[Exercise]
Read through the records. Copy each line that has the word "title".

[Source data]
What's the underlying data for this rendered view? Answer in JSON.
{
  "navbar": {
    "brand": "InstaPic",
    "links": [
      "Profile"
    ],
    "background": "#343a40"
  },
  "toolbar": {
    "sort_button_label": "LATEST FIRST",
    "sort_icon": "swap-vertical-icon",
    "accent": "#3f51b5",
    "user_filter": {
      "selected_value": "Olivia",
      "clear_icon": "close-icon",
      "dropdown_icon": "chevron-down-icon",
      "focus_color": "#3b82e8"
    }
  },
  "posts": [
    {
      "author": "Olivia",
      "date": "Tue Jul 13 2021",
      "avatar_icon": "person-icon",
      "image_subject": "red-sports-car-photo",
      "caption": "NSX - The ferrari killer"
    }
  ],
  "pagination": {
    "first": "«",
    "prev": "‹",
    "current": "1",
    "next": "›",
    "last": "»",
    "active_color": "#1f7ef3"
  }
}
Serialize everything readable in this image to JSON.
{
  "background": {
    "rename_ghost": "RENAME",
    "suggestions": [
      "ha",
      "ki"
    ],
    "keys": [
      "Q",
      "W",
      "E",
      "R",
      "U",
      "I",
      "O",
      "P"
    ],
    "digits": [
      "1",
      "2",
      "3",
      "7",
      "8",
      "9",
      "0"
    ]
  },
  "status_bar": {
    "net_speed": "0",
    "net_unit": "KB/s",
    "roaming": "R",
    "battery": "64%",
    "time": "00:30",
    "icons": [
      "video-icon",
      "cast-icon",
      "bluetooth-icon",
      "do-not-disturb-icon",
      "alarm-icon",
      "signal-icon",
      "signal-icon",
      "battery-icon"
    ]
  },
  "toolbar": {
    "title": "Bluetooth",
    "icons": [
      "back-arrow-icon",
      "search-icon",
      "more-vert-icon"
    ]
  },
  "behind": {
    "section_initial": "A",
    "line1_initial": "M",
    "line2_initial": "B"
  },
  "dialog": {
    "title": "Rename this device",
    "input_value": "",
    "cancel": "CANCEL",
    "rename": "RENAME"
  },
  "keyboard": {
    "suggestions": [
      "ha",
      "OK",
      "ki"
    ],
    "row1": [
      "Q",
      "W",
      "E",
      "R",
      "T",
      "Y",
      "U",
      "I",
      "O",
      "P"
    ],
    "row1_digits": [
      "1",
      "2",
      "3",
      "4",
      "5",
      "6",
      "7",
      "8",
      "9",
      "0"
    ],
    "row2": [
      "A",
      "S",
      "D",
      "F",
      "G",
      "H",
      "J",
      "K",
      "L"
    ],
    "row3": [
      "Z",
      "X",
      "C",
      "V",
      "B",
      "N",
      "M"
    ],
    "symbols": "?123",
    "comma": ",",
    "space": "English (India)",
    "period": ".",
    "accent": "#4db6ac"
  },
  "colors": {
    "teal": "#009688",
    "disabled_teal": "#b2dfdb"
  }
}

[Answer space]
    "title": "Bluetooth",
    "title": "Rename this device",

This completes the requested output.